The Secret of Kanae
“Hanako and the Terror of Allegory” is a series that started out on a weak note, but keeps getting better with every volume. Artist Sakae Esuno (Future Diary) has moved away from the panty-gags from the first volume, and is positioning the series as a horror-comedy rather than a comedy-horror. Esuno has a real talent for visual horror, and I love seeing his interpretations of popular Japanese urban legends. There was a clever nod in the volume when a thinkly-disguised Ge ge ge no Kitaro showed up as well, which I really enjoyed.
Volume three picks up right after the cliff hanger of volume two, where Allegory Detective Aso has transformed completely into an allegory to do battle with the powerful Kokkuri. With Kokkuri’s ability to predict the future, Aso seems to stand no chance. Also, as the battle is being chatted about live on the internet, the two are creating more folklore as they go, adding power to the belief-driven allegory of Kokkuri.
Can he win? Well, of course he can, or the series wouldn’t continue. Thanks to some quick thinking by Hanako of the Toilet the day is saved, but the battle makes Aso realize how dangerous it is getting the human Kanae involved in his battles against the allegories.

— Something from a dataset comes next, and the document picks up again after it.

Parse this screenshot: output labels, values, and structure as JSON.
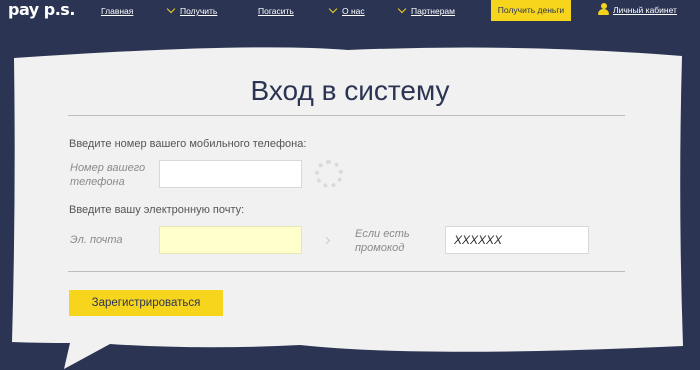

Aso must decide if protecting Kanae is too much of a liability, or if he needs to push her away for her own good. But Kanae has secrets of her own, and Aso discovers that pushing her away might be pushing her even further towards danger, with no one to protect her.
The thee allegories (urban legends) in volume three were the Gap Girl, Red Paper/Blue Paper, and Merry-san. The creepiest of these was the Gap Girl, a phantom said to hide in the spaces between bookshelves and walls, and is responsible for that eerie feeling you get of someone watching you when you are home alone. I thought combining the Gap Girl with a shut-in who never left his room was brilliant, and the ending took me by surprise. Red Paper/Blue Paper is a legend about sitting alone in the bathroom, when a voice whispers “Red paper or blue paper?” to which either answer is deadly. Finally, Merry-san is a vengeful doll who resents being thrown away in the trash by an owner who has outgrown her, and comes back to take her revenge.
The Merry-san story really pumps up the violence, and there was one scene in particular that was downright disturbing. I haven’t seen anyone draw horror as well as Esuno, and it is nice to know I can still get the chills from a comic book.